It's basically a 24-70mm – the most common full-frame mid-range zoom lens across all brands. Sure, those 4mm on the wide end will be missed, but calling it a useless focal range is... a niche opinion.
Hmm, this just looks like the Devin Graham Glidecam rebranded (or de-branded, I guess). Not that it's a bad thing, fantastic product.
In a strange way, this sounds like the opposite of films like Victoria or Russian Ark, where you have EXTREME levels of planning and rehearsing and blocking to ensure there is always something worthwhile in frame and never a dull moment. This actually sounds much more like a cost-cutting decision, to just finish all the shooting in real time, one night. Which, if it's a sort of ambling, rambling, conversation of a movie, might serve the story.
"By choosing a flexible, future-proof" do-everything-on-any-mount" lens, you may be getting better lens performance than by going for a dedicated tool that only has one job and does it well."
Is that supposed to read "...you may be getting _worse_ lens performance..." ?
What is with the field of view angles in this article? OK, a 9mm lens on APS-C is indeed around 110°, but then the 12mm lens is touted as being 122°– so that is a full frame lens then? And then you have a 25mm lens that has a field of view of 10.3°(Circa the same as a 200-300mm lens?)?

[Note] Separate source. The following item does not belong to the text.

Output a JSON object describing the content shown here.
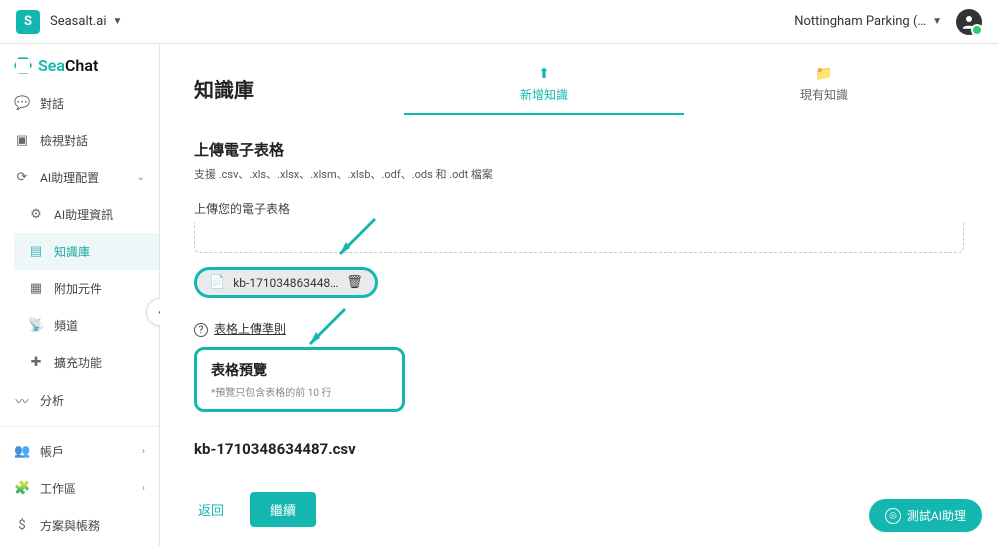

You should read the article. They are touting it as a director's monitor, i.e. a monitor that lives with and belongs to the director – not for video village.